● Problem description
Read through the lines below for the string "glyph" and copy each one that has it.

● Input for this task
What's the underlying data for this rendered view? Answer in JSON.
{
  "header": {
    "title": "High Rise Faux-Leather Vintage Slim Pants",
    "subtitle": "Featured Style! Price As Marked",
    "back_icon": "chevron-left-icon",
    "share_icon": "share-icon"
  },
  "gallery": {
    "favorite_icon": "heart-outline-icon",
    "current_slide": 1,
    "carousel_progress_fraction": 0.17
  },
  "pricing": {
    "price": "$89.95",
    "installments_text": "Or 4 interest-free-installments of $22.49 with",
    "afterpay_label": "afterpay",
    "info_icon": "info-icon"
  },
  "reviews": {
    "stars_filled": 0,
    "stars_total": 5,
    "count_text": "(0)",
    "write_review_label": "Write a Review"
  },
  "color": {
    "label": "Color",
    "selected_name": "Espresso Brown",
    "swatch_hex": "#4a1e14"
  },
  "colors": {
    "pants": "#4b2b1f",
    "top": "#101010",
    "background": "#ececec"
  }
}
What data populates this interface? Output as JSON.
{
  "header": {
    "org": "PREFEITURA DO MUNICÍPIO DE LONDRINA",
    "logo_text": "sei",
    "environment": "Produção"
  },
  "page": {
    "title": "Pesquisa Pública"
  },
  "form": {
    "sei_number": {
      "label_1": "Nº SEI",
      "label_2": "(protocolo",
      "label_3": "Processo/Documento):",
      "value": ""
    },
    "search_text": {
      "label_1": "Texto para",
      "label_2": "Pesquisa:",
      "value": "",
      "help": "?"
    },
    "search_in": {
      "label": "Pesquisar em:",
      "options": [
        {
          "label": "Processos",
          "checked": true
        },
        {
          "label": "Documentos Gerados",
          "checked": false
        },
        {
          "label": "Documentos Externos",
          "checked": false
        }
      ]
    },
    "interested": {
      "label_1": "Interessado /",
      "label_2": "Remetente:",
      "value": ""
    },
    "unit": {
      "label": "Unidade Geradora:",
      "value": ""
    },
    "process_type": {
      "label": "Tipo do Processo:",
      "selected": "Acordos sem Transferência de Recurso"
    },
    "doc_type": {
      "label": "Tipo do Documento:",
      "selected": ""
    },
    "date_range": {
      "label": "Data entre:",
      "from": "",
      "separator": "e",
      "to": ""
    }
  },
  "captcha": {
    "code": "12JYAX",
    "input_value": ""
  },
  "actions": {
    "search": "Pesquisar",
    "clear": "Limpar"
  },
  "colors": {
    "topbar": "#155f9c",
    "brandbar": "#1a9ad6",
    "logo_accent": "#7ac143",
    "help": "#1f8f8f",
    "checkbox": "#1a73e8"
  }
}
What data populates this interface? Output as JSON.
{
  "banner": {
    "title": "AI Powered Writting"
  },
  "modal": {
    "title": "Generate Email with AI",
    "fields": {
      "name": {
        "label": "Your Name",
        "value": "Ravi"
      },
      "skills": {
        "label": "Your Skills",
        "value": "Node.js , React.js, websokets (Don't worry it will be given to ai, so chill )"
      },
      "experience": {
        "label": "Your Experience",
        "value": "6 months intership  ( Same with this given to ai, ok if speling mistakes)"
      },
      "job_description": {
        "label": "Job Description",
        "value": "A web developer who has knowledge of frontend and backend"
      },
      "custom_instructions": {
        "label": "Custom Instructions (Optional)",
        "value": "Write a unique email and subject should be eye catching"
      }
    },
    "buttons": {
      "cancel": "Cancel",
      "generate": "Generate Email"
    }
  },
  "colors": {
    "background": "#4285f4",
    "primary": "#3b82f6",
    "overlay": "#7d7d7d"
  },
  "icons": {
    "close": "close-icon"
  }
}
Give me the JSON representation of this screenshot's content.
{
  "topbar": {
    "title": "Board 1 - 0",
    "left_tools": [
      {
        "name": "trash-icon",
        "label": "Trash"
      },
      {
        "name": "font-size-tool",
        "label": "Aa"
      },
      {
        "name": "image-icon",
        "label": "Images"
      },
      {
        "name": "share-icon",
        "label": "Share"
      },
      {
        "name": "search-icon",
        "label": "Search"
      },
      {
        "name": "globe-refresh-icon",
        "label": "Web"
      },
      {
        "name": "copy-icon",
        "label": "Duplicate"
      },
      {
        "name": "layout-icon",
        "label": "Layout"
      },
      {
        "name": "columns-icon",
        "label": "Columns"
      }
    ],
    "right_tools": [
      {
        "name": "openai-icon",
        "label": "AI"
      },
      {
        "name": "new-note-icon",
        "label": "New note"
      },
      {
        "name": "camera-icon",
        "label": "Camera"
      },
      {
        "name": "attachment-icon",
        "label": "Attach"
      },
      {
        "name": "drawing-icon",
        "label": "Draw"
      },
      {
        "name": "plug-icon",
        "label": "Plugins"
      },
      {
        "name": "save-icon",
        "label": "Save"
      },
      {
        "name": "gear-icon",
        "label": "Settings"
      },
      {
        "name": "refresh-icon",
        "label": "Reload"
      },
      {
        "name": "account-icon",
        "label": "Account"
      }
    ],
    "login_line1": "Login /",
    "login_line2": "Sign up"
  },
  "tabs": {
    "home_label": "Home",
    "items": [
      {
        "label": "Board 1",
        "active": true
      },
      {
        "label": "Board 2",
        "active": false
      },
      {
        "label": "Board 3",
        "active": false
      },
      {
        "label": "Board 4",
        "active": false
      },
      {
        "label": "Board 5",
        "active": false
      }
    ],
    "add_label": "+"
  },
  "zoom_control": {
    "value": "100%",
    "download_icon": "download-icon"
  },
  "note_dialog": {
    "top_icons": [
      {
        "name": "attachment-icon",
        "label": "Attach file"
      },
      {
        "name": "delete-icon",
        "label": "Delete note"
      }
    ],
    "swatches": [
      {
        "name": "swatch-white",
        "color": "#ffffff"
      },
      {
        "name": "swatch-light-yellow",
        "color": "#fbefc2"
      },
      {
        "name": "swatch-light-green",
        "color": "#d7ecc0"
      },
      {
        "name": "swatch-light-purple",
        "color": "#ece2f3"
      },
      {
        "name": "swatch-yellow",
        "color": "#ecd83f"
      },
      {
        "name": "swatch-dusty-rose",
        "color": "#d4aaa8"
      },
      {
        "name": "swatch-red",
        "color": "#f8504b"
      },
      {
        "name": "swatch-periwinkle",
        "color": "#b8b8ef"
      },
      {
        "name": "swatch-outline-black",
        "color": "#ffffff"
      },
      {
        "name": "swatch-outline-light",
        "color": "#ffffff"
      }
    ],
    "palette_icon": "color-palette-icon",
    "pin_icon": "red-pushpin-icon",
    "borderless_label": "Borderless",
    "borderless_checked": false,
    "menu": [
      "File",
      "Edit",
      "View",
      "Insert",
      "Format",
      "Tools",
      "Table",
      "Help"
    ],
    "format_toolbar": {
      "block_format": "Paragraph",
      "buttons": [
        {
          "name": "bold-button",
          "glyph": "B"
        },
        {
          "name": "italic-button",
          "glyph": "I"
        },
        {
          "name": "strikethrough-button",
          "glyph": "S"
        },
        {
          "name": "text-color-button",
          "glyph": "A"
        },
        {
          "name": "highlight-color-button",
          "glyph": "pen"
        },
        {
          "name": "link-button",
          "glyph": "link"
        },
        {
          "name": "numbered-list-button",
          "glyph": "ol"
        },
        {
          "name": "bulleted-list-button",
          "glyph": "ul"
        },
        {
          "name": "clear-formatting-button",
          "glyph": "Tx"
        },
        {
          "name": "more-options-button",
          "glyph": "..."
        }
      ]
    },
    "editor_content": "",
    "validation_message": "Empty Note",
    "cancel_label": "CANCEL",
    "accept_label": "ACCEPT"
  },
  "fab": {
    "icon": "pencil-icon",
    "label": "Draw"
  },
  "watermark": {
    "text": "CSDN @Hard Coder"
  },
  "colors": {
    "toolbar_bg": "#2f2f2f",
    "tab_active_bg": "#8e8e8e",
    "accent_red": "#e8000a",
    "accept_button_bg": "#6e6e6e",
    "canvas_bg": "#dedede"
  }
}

● Solution to this problem
          "glyph": "B"
          "glyph": "I"
          "glyph": "S"
          "glyph": "A"
          "glyph": "pen"
          "glyph": "link"
          "glyph": "ol"
          "glyph": "ul"
          "glyph": "Tx"
          "glyph": "..."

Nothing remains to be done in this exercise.